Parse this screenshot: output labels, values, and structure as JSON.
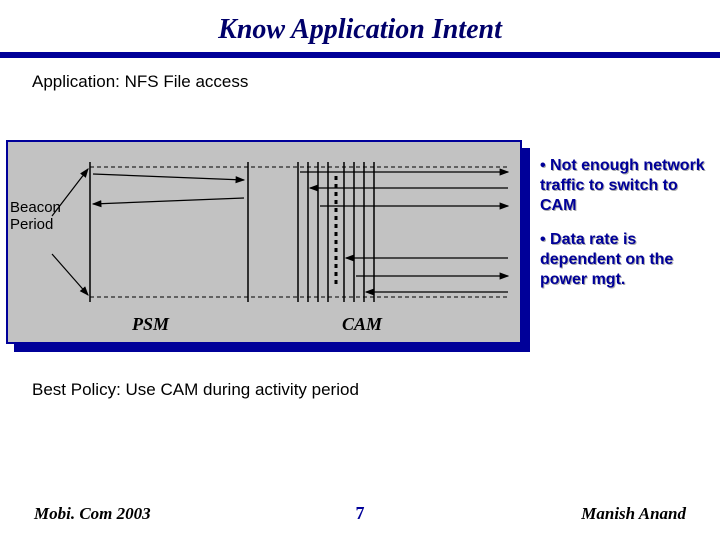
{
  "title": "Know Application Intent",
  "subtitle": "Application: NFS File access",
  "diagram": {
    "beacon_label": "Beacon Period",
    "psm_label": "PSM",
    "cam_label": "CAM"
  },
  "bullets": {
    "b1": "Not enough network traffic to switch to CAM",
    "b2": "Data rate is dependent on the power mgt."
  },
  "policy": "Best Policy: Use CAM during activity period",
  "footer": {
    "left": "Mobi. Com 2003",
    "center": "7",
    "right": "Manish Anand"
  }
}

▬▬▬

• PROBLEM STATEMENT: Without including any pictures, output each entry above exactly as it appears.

• RESPONSE BOX:
Parse this screenshot: output labels, values, and structure as JSON.
{
  "title": "Know Application Intent",
  "subtitle": "Application: NFS File access",
  "diagram": {
    "beacon_label": "Beacon Period",
    "psm_label": "PSM",
    "cam_label": "CAM"
  },
  "bullets": {
    "b1": "Not enough network traffic to switch to CAM",
    "b2": "Data rate is dependent on the power mgt."
  },
  "policy": "Best Policy: Use CAM during activity period",
  "footer": {
    "left": "Mobi. Com 2003",
    "center": "7",
    "right": "Manish Anand"
  }
}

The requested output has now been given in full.